“The ongoing canonical trial of Guam Archbishop Anthony Apuron(link is external) is significant in that it’s only the second time in centuries a bishop has been put on trial by the church, said Thomas Doyle, a Catholic priest and former board member of the Canon Law Society of America.
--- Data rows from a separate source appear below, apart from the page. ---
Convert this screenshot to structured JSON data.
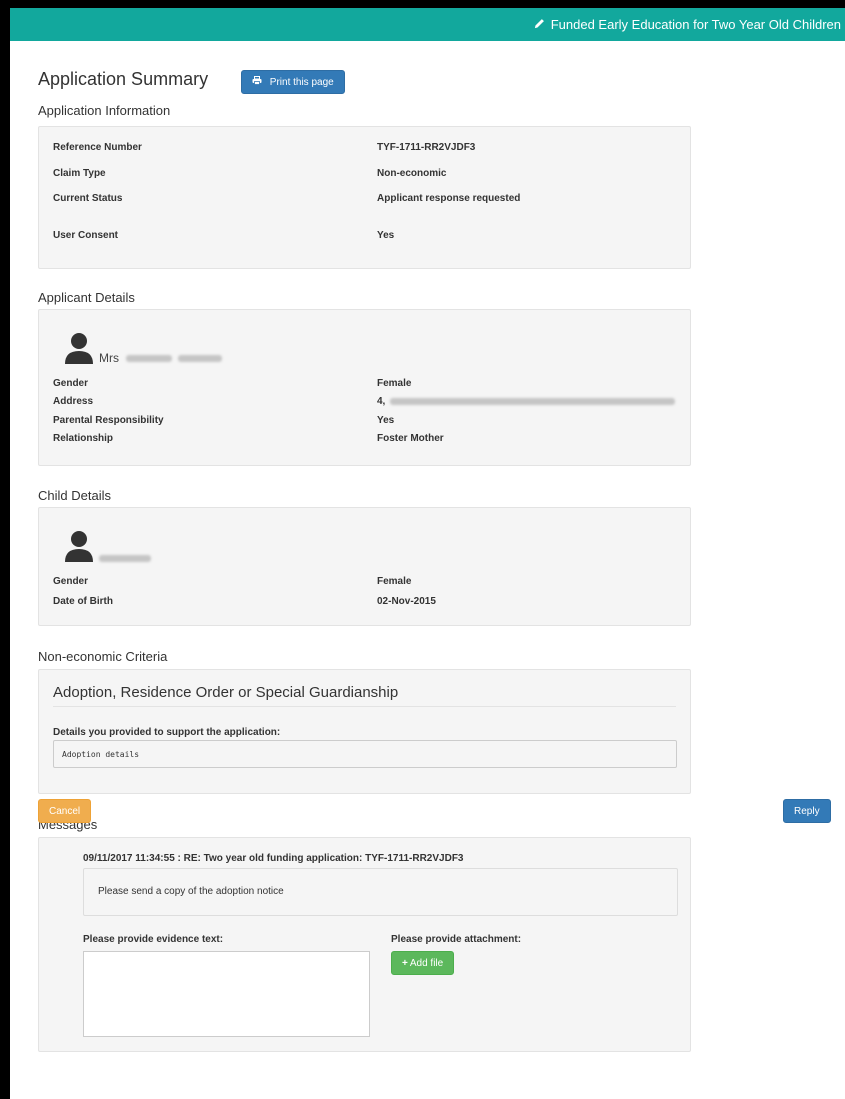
{
  "header": {
    "title": "Funded Early Education for Two Year Old Children"
  },
  "page": {
    "title": "Application Summary",
    "print_label": "Print this page"
  },
  "application": {
    "section_title": "Application Information",
    "rows": [
      {
        "label": "Reference Number",
        "value": "TYF-1711-RR2VJDF3"
      },
      {
        "label": "Claim Type",
        "value": "Non-economic"
      },
      {
        "label": "Current Status",
        "value": "Applicant response requested"
      },
      {
        "label": "User Consent",
        "value": "Yes"
      }
    ]
  },
  "applicant": {
    "section_title": "Applicant Details",
    "title_prefix": "Mrs",
    "rows": [
      {
        "label": "Gender",
        "value": "Female"
      },
      {
        "label": "Address",
        "value": "4,"
      },
      {
        "label": "Parental Responsibility",
        "value": "Yes"
      },
      {
        "label": "Relationship",
        "value": "Foster Mother"
      }
    ]
  },
  "child": {
    "section_title": "Child Details",
    "rows": [
      {
        "label": "Gender",
        "value": "Female"
      },
      {
        "label": "Date of Birth",
        "value": "02-Nov-2015"
      }
    ]
  },
  "criteria": {
    "section_title": "Non-economic Criteria",
    "heading": "Adoption, Residence Order or Special Guardianship",
    "details_label": "Details you provided to support the application:",
    "details_value": "Adoption details"
  },
  "messages": {
    "section_title": "Messages",
    "message_header": "09/11/2017 11:34:55 : RE: Two year old funding application: TYF-1711-RR2VJDF3",
    "message_body": "Please send a copy of the adoption notice",
    "evidence_label": "Please provide evidence text:",
    "attachment_label": "Please provide attachment:",
    "add_file_label": "Add file"
  },
  "footer": {
    "cancel_label": "Cancel",
    "reply_label": "Reply"
  },
  "colors": {
    "header": "#12a89d",
    "primary": "#337ab7",
    "success": "#5cb85c",
    "warning": "#f0ad4e"
  },
  "icons": [
    "pencil-icon",
    "print-icon",
    "user-icon",
    "plus-icon"
  ]
}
The last archbishop to undergo a canonical trial — Jozef Wesołowski, who was accused of sexually abusing children in the Dominican Republic — was defrocked in 2014.”
By Steve Limtiaco, Pacific Daily News
German abuse report ‘shocking’ and not the end, Church expert says
“Jesuit Father Hans Zollner, a leading anti-abuse expert and a member of the Pontifical Commission for the Protection of Minors, called a report documenting hundreds of cases of physical and sexual abuse at a German boys’ choir ‘shocking(link is external),’ and warned that as the taboo lifts in other parts of the world, similar accounts are likely to keep emerging.”
By Ines San Martin, Cruxnow.com
On abuse: Francis yet to make critical clerical changes
“NCR’s editorial, ‘On Abuse: church has changed but not enough,’ rightly identifies the all-male clerical culture as a critical factor in the sex abuse scandal(link is external), but it fails to point to the failure of Pope Francis to change parts of canon law that embody that culture.”
Commentary by Kieran Tapsell, National Catholic Reporter
Bankrupt archdiocese files objections to creditors’ reorganization plan
“The bankrupt Archdiocese of St. Paul and Minneapolis says the latest reorganization plan proposed for the church by creditors would strip it of all assets required to pursue the church’s mission(link is external). The archdiocese filed its objections to the creditors’ plan Friday (Aug. 4) and urged acceptance of its own $156 million settlement. ‘The committee’s plan isn’t a reorganization plan, it’s an unlawful dismantling of the Catholic Church in the Twin Cities,’ read a joint statement from Tom Abood, chair of the Archdiocesan Finance Council and Brian Short, a member of the Archdiocesan Corporate Board of Directors. ‘The committee’s plan is also simply unworkable from a legal or practical basis.’”
By Martin Moylan, Minnesota Public Radio
“But (Robert) Mickens said Francis has never made the church’s sexual abuse crisis a priority of his administration.” (Religion News Service)
As the Vatican reeled from news that one of its top officials was taking a leave to fight historical sex abuse charges in Australia, the spotlight quickly turned to Pope Francis, with his critics slamming him for failing to do enough to tackle the vexing issue.
“Cardinal George Pell, the most senior figure in church history to face child sex abuse charges, is the Vatican’s financial czar and a trusted adviser to the pope.
“Pell, 76, is facing ‘multiple charges in respect of historic sexual offences,’ said police in the Australian state of Victoria.”
By Josephine McKenna, Religion News Service — Read more …